┌─ Records
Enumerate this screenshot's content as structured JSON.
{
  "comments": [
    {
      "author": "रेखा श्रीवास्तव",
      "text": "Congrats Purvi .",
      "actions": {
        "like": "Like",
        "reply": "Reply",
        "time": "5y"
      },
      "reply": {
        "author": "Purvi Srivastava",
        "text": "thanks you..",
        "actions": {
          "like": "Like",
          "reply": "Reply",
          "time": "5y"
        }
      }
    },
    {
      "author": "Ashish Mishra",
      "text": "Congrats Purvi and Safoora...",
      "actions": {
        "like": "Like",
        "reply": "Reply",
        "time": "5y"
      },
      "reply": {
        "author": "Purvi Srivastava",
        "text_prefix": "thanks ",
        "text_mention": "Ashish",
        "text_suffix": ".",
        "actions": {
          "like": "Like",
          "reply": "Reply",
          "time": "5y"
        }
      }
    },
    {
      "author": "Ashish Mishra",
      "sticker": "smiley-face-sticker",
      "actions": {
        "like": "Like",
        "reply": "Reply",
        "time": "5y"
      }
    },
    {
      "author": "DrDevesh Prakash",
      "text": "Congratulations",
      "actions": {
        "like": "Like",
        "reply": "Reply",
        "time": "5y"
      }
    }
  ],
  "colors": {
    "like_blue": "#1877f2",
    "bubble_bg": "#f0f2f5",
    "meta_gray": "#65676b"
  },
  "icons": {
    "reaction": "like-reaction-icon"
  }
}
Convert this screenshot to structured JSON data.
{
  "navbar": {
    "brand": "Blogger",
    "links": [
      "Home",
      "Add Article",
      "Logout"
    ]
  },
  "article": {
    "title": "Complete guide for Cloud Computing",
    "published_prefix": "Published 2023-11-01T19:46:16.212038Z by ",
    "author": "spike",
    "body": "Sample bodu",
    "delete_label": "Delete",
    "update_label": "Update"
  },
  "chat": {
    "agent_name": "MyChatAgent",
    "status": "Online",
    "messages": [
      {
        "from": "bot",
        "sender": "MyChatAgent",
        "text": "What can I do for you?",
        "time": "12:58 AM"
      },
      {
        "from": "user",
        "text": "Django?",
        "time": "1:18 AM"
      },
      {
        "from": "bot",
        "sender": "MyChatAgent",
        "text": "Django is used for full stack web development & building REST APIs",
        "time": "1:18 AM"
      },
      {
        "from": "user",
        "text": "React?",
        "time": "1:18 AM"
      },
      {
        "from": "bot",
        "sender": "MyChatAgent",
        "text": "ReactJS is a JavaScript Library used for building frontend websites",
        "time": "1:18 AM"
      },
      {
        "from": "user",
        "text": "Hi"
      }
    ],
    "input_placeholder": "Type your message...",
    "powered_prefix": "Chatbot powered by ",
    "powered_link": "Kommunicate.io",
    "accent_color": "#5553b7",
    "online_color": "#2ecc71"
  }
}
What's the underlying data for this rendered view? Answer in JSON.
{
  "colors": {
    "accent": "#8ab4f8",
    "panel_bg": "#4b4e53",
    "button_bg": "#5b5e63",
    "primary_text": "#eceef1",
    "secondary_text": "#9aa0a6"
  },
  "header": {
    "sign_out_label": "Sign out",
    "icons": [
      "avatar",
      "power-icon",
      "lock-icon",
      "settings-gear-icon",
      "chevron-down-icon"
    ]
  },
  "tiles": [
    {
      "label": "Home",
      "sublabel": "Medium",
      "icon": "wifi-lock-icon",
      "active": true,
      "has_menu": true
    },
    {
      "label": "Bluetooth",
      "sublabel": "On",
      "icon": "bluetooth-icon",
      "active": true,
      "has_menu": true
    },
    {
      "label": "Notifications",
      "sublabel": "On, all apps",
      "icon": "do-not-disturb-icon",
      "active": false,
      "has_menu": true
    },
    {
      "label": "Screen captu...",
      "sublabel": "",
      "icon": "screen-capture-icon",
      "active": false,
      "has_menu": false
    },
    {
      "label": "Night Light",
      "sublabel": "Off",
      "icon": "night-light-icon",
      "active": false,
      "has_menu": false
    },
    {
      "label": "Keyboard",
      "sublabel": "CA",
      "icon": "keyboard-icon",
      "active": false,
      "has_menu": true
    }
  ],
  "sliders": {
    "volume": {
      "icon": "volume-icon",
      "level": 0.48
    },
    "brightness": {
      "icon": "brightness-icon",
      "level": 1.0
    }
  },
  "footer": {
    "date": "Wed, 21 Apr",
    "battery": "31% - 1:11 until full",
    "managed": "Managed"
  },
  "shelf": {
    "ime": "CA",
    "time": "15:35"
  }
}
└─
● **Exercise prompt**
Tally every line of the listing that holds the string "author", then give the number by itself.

● **Problem solution**
7